▶ DATA RECORDS:
□ □ □

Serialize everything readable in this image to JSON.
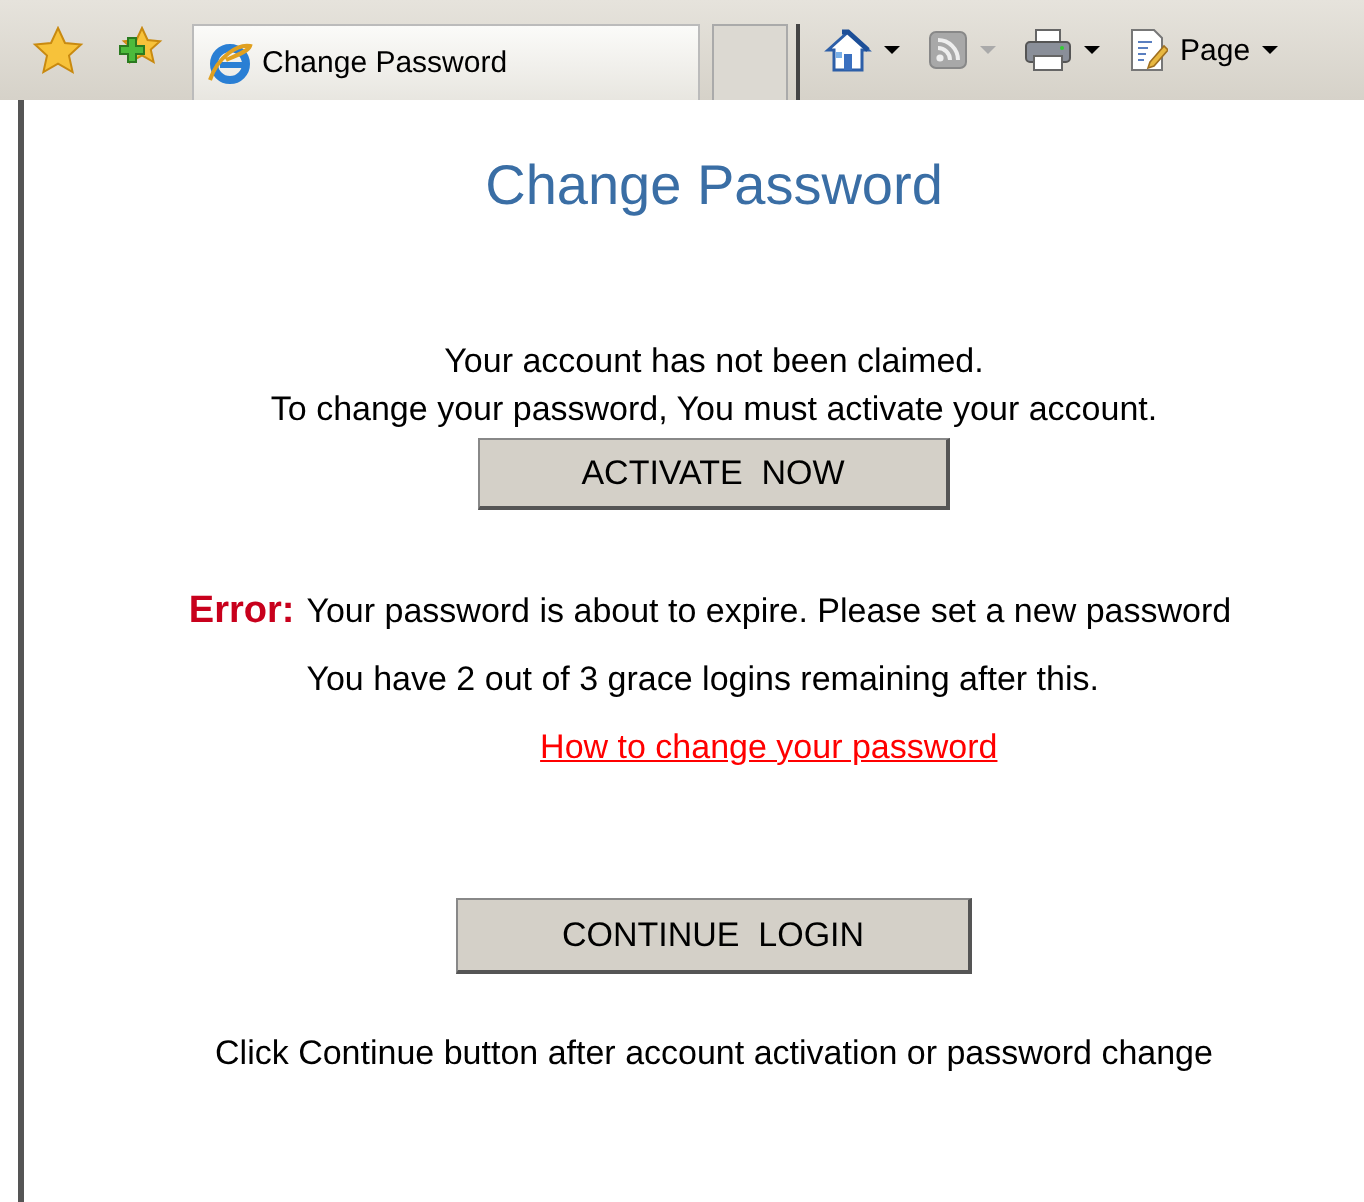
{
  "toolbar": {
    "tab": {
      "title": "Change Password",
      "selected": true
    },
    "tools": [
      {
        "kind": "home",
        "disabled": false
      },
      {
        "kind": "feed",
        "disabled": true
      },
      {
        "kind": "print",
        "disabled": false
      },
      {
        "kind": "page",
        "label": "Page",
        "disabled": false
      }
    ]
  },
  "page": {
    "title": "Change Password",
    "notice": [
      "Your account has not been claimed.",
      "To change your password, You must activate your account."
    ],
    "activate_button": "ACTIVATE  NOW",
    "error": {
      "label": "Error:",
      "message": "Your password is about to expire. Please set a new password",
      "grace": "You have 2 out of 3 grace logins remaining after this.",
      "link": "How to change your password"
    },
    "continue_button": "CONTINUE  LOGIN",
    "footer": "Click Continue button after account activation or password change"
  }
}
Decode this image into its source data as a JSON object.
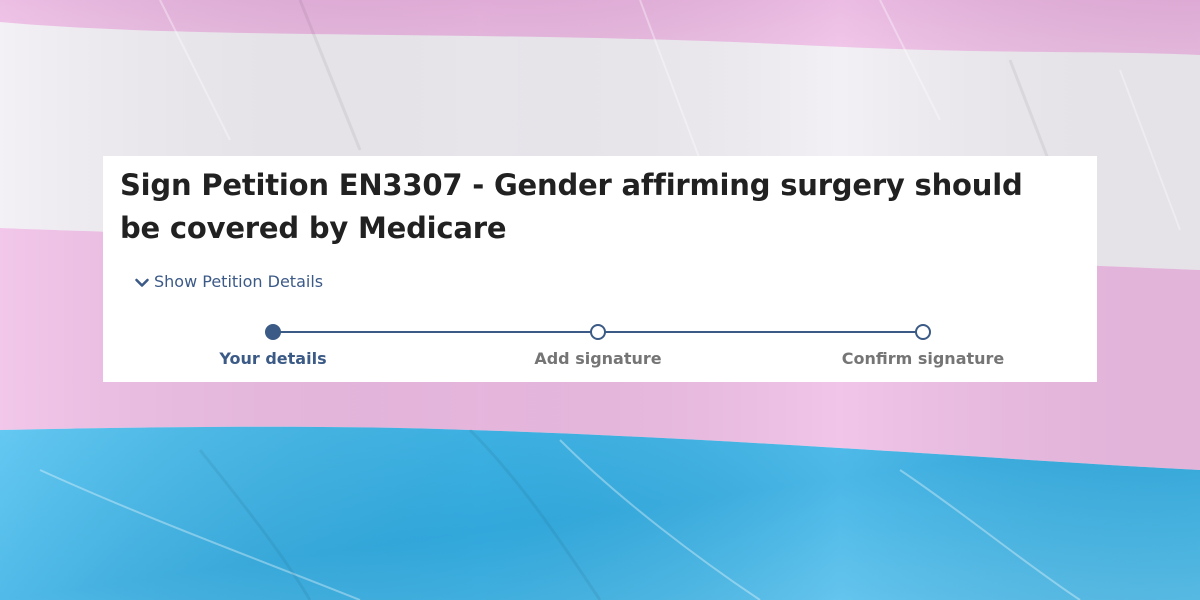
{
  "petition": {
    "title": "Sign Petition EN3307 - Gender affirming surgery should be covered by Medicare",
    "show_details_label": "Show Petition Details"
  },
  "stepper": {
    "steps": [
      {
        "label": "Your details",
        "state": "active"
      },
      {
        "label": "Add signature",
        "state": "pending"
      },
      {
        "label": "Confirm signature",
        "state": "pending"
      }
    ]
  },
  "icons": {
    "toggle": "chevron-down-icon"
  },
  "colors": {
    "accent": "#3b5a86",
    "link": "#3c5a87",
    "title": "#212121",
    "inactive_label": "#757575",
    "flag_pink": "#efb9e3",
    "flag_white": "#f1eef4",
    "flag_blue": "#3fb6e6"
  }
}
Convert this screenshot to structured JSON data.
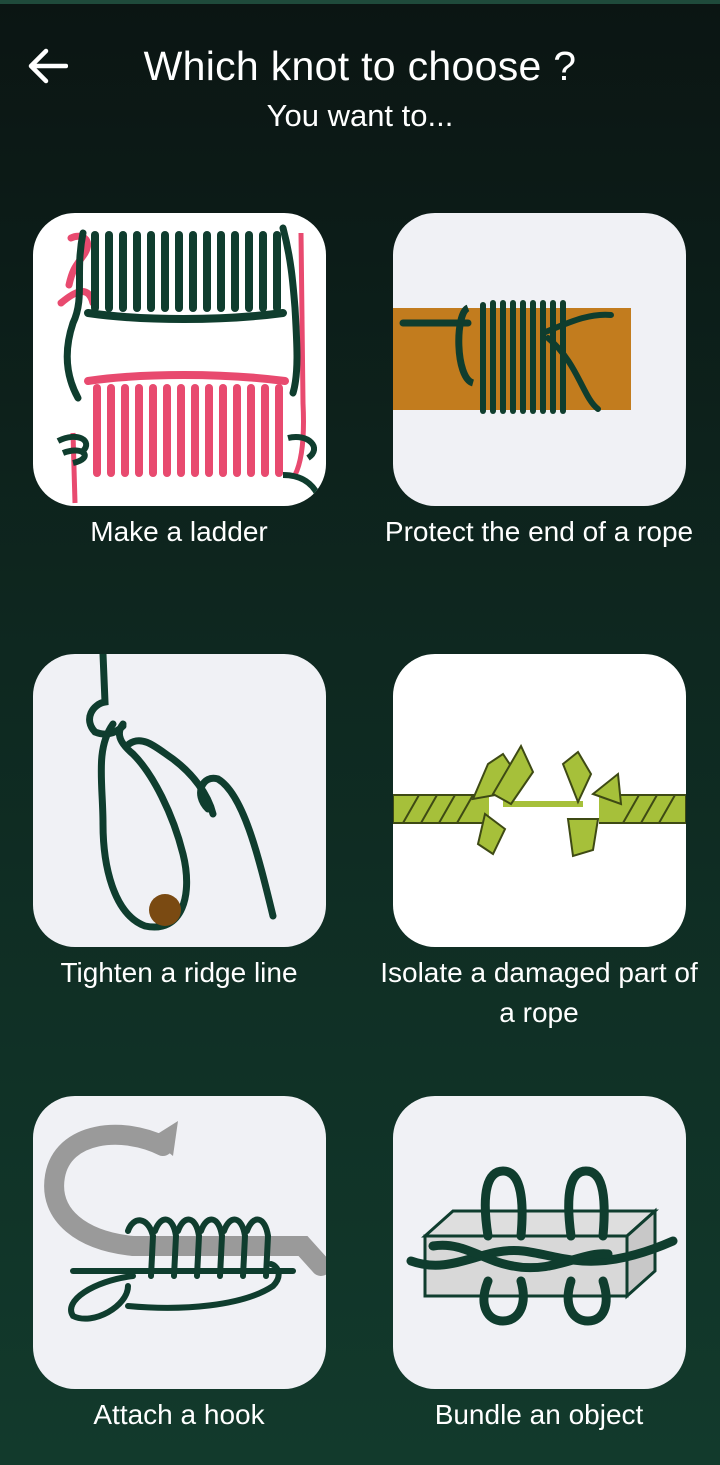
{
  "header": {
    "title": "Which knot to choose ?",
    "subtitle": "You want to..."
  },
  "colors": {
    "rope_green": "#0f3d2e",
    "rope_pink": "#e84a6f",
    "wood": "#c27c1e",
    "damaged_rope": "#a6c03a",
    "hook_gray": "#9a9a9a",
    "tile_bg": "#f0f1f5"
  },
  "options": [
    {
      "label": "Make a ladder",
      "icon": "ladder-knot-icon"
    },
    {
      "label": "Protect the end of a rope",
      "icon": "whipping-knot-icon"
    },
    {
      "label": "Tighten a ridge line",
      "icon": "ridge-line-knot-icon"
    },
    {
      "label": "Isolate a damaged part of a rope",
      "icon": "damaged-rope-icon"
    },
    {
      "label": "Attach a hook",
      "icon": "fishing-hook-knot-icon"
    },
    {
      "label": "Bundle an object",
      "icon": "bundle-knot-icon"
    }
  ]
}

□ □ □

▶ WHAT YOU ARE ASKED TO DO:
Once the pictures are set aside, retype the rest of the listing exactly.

▶ FINISHED EXERCISE:
Serialize everything readable in this image to JSON.
{
  "toolbar": {
    "tab": {
      "title": "Change Password",
      "selected": true
    },
    "tools": [
      {
        "kind": "home",
        "disabled": false
      },
      {
        "kind": "feed",
        "disabled": true
      },
      {
        "kind": "print",
        "disabled": false
      },
      {
        "kind": "page",
        "label": "Page",
        "disabled": false
      }
    ]
  },
  "page": {
    "title": "Change Password",
    "notice": [
      "Your account has not been claimed.",
      "To change your password, You must activate your account."
    ],
    "activate_button": "ACTIVATE  NOW",
    "error": {
      "label": "Error:",
      "message": "Your password is about to expire. Please set a new password",
      "grace": "You have 2 out of 3 grace logins remaining after this.",
      "link": "How to change your password"
    },
    "continue_button": "CONTINUE  LOGIN",
    "footer": "Click Continue button after account activation or password change"
  }
}
Decode this image into its source data as a JSON object.
{
  "petition": {
    "title": "Sign Petition EN3307 - Gender affirming surgery should be covered by Medicare",
    "show_details_label": "Show Petition Details"
  },
  "stepper": {
    "steps": [
      {
        "label": "Your details",
        "state": "active"
      },
      {
        "label": "Add signature",
        "state": "pending"
      },
      {
        "label": "Confirm signature",
        "state": "pending"
      }
    ]
  },
  "icons": {
    "toggle": "chevron-down-icon"
  },
  "colors": {
    "accent": "#3b5a86",
    "link": "#3c5a87",
    "title": "#212121",
    "inactive_label": "#757575",
    "flag_pink": "#efb9e3",
    "flag_white": "#f1eef4",
    "flag_blue": "#3fb6e6"
  }
}
Convert this screenshot to structured JSON data.
{
  "header": {
    "title": "Which knot to choose ?",
    "subtitle": "You want to..."
  },
  "colors": {
    "rope_green": "#0f3d2e",
    "rope_pink": "#e84a6f",
    "wood": "#c27c1e",
    "damaged_rope": "#a6c03a",
    "hook_gray": "#9a9a9a",
    "tile_bg": "#f0f1f5"
  },
  "options": [
    {
      "label": "Make a ladder",
      "icon": "ladder-knot-icon"
    },
    {
      "label": "Protect the end of a rope",
      "icon": "whipping-knot-icon"
    },
    {
      "label": "Tighten a ridge line",
      "icon": "ridge-line-knot-icon"
    },
    {
      "label": "Isolate a damaged part of a rope",
      "icon": "damaged-rope-icon"
    },
    {
      "label": "Attach a hook",
      "icon": "fishing-hook-knot-icon"
    },
    {
      "label": "Bundle an object",
      "icon": "bundle-knot-icon"
    }
  ]
}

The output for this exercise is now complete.